*What is required*.
Please say how many lines in the entries below hold the string "title", with no other words.

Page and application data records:
======
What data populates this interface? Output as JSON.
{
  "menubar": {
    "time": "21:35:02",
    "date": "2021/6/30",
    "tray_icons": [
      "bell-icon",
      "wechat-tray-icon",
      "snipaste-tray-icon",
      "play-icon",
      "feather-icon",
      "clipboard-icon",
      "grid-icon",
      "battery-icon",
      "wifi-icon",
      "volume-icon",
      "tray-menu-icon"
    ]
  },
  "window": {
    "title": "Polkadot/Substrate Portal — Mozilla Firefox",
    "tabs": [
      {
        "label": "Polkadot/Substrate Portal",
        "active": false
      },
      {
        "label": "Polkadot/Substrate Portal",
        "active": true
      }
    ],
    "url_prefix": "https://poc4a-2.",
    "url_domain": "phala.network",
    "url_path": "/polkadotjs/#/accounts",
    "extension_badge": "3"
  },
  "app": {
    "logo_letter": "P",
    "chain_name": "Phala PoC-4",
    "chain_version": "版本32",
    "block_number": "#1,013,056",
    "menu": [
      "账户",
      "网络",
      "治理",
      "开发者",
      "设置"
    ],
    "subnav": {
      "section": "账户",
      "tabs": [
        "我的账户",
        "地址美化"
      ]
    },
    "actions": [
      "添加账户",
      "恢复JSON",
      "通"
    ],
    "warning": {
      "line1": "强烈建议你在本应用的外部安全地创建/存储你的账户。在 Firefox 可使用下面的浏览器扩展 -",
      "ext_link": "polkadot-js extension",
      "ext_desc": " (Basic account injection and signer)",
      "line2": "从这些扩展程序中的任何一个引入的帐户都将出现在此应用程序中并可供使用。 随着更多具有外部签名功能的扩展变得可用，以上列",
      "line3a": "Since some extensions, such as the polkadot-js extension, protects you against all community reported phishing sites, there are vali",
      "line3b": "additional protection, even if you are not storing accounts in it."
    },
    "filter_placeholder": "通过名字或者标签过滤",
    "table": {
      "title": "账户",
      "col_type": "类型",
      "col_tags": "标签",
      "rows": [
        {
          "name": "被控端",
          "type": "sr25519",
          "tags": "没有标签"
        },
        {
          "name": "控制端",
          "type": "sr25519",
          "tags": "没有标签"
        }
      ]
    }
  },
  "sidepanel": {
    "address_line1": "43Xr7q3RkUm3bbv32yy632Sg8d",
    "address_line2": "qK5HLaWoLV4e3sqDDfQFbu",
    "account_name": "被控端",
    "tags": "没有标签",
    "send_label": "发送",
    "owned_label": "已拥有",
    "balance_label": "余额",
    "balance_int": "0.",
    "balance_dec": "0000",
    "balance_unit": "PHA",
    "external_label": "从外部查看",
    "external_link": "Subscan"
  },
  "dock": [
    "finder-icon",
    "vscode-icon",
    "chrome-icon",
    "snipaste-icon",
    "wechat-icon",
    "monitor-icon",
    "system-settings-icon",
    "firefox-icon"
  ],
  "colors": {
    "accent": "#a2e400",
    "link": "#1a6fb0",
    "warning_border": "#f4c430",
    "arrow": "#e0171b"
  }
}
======
*Exercise solution*.
2